"""

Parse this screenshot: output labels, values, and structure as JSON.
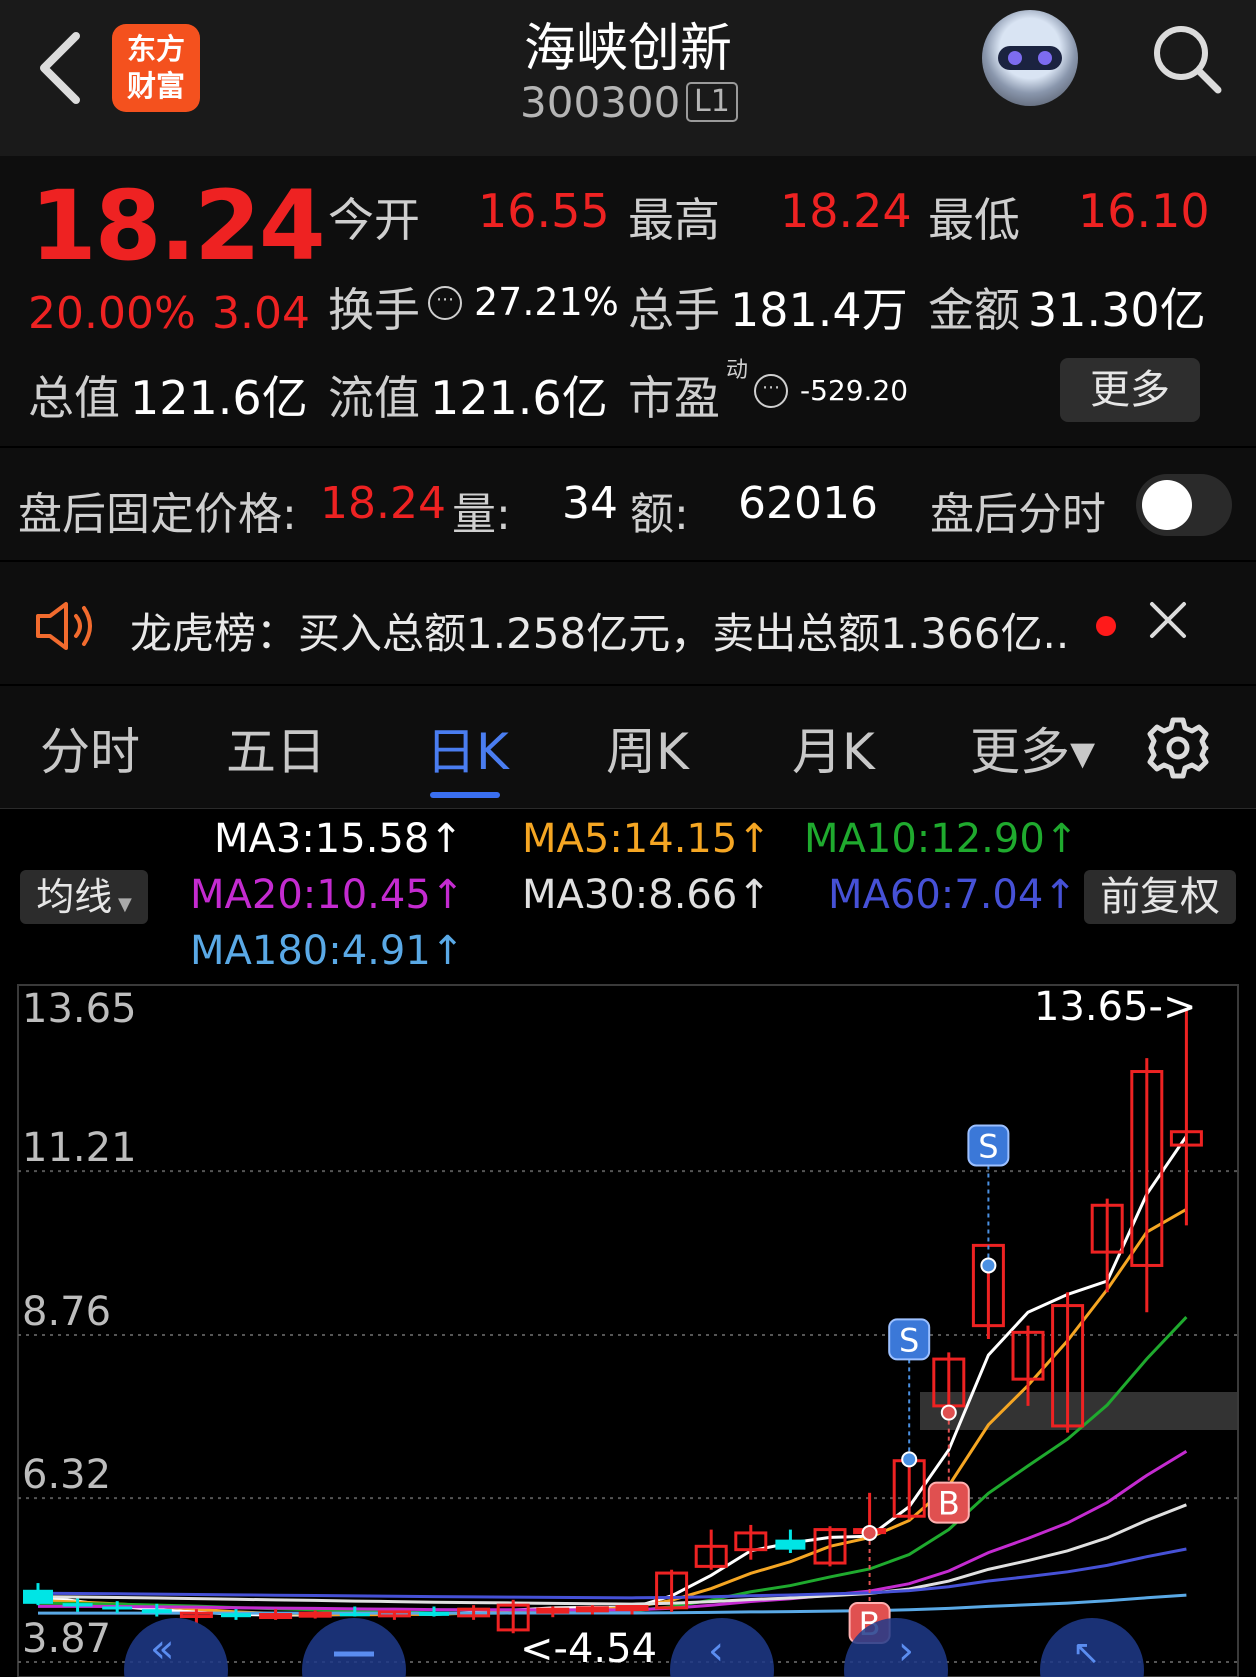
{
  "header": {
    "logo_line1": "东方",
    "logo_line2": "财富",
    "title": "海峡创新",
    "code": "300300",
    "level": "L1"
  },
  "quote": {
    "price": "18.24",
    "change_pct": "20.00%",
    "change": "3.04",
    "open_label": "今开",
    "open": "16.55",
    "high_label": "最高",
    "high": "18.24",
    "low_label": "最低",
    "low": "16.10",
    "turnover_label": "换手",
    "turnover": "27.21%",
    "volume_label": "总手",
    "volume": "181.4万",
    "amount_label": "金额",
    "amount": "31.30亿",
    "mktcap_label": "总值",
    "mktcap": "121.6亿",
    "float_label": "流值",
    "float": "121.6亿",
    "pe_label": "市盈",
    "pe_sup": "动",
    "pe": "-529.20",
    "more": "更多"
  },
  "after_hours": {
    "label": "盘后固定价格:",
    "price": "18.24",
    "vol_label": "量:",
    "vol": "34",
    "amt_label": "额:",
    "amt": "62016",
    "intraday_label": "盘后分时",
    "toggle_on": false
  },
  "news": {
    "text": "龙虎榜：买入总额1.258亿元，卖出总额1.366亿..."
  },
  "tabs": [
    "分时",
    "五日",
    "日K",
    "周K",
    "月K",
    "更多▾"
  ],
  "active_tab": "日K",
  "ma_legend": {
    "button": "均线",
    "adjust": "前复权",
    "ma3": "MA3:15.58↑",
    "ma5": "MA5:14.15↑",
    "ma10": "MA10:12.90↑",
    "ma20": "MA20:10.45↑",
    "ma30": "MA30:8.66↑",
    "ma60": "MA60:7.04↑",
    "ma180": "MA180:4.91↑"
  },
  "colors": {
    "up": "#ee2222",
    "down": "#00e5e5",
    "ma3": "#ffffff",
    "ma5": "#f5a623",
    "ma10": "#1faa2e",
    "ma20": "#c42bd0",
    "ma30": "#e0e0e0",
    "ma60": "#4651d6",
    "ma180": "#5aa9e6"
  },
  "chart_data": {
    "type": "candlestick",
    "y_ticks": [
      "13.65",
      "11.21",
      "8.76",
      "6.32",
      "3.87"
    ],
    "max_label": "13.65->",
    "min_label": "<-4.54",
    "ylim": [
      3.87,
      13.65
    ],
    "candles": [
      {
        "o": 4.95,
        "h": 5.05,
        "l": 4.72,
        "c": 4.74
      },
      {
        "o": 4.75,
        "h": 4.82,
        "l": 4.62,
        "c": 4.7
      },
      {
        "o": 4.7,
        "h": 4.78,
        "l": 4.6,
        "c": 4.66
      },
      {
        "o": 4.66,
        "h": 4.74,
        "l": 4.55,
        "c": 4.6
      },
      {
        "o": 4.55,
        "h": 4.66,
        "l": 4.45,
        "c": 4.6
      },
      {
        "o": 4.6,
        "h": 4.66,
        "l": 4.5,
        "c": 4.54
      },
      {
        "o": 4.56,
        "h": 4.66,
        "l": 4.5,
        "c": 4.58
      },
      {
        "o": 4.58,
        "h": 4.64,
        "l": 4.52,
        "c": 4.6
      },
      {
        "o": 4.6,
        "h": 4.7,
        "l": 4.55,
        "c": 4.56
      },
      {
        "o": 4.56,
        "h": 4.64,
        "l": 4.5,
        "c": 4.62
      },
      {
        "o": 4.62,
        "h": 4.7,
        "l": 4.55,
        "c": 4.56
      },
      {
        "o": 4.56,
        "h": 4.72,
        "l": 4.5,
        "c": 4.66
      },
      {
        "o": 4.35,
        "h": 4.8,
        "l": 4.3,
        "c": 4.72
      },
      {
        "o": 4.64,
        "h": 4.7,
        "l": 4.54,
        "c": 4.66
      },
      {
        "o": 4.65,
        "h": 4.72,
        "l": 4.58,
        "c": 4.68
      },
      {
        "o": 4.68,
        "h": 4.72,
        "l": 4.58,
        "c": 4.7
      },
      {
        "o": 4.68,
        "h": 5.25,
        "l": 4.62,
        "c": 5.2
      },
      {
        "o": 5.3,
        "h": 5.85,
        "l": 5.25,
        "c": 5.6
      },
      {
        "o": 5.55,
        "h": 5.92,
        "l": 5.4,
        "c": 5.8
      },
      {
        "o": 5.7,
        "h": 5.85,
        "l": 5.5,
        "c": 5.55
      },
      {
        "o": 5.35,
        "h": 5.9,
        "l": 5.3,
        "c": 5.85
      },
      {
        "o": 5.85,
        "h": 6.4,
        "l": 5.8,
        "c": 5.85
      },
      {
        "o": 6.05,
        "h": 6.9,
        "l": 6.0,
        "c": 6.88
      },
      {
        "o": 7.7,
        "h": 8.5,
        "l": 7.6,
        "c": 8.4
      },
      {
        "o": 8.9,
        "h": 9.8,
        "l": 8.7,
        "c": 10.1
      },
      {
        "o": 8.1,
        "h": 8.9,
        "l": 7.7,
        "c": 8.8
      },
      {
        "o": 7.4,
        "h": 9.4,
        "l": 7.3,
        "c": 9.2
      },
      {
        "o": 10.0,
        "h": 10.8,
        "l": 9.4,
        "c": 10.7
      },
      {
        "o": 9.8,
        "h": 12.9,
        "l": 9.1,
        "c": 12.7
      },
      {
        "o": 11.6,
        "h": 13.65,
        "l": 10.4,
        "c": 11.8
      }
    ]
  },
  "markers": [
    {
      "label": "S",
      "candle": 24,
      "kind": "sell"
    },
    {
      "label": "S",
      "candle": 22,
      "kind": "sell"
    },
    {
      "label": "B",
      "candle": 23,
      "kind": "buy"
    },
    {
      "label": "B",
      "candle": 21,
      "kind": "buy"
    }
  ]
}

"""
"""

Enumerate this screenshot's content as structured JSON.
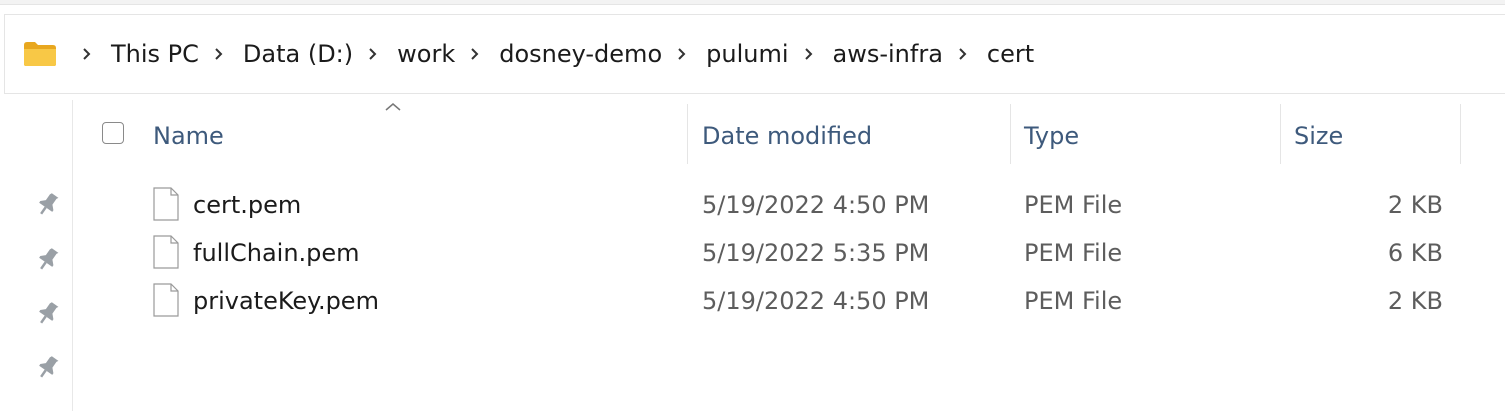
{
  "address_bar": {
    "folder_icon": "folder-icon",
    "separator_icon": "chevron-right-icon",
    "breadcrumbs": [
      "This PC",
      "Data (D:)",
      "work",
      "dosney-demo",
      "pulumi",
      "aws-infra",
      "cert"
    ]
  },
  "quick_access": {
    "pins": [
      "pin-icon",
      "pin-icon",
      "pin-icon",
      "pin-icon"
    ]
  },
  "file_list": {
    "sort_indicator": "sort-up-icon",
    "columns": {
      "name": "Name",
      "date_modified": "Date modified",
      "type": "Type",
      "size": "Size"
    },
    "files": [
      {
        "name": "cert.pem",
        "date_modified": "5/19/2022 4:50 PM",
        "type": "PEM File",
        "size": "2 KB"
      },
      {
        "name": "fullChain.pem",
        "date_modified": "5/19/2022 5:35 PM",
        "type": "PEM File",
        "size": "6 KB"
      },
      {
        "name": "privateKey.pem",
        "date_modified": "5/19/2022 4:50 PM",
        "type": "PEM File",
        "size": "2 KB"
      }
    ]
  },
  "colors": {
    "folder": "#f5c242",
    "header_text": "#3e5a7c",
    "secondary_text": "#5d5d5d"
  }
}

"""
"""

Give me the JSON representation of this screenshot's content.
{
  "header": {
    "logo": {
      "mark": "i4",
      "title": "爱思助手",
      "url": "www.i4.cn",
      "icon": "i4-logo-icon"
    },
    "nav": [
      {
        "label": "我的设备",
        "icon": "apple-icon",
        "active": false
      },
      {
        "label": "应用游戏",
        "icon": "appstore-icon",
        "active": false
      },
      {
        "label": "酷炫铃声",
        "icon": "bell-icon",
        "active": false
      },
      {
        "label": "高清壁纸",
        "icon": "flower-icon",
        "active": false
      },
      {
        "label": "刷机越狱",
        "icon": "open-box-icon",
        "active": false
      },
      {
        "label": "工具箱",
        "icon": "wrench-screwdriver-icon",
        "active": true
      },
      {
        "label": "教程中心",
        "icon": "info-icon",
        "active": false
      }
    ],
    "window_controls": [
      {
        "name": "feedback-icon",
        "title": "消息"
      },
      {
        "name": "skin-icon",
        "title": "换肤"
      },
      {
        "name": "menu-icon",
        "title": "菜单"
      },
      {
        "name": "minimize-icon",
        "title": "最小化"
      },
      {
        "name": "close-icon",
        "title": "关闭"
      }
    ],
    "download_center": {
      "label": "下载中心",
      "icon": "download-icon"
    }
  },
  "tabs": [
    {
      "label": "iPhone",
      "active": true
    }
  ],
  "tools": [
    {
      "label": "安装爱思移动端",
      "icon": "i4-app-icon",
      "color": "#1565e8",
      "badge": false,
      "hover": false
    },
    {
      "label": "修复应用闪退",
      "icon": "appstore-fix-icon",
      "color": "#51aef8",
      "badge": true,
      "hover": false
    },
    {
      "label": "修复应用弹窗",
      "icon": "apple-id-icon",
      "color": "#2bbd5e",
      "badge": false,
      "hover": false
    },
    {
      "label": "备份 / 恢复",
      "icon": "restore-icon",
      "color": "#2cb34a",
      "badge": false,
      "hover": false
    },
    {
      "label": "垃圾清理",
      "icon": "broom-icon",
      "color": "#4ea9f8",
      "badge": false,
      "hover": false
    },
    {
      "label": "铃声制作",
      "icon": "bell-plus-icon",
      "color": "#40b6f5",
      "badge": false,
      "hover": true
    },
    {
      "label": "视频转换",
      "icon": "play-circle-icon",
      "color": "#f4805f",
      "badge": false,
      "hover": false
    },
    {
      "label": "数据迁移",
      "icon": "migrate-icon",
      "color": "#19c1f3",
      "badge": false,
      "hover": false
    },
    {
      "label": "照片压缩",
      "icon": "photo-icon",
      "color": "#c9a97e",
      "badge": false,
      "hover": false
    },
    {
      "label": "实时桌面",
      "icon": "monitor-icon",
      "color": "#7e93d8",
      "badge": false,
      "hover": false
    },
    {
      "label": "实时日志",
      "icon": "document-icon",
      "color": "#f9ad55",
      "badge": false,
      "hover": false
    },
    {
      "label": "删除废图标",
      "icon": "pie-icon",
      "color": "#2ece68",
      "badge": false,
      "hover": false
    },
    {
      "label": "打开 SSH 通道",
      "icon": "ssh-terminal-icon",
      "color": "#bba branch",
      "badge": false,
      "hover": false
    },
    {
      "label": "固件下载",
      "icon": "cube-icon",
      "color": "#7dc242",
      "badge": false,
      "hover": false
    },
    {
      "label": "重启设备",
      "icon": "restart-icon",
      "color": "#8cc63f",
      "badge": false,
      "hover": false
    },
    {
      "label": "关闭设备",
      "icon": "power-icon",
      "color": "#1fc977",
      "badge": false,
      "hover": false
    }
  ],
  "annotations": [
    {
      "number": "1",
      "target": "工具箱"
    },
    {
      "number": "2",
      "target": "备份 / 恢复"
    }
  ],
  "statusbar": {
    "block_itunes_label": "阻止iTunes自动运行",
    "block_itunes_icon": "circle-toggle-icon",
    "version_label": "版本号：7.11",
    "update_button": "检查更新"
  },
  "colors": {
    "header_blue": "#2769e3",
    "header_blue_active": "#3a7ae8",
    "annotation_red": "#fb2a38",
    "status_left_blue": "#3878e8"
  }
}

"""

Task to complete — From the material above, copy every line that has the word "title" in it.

Task result —
    "title": "海峡创新",
      "title": "爱思助手",
        "title": "消息"
        "title": "换肤"
        "title": "菜单"
        "title": "最小化"
        "title": "关闭"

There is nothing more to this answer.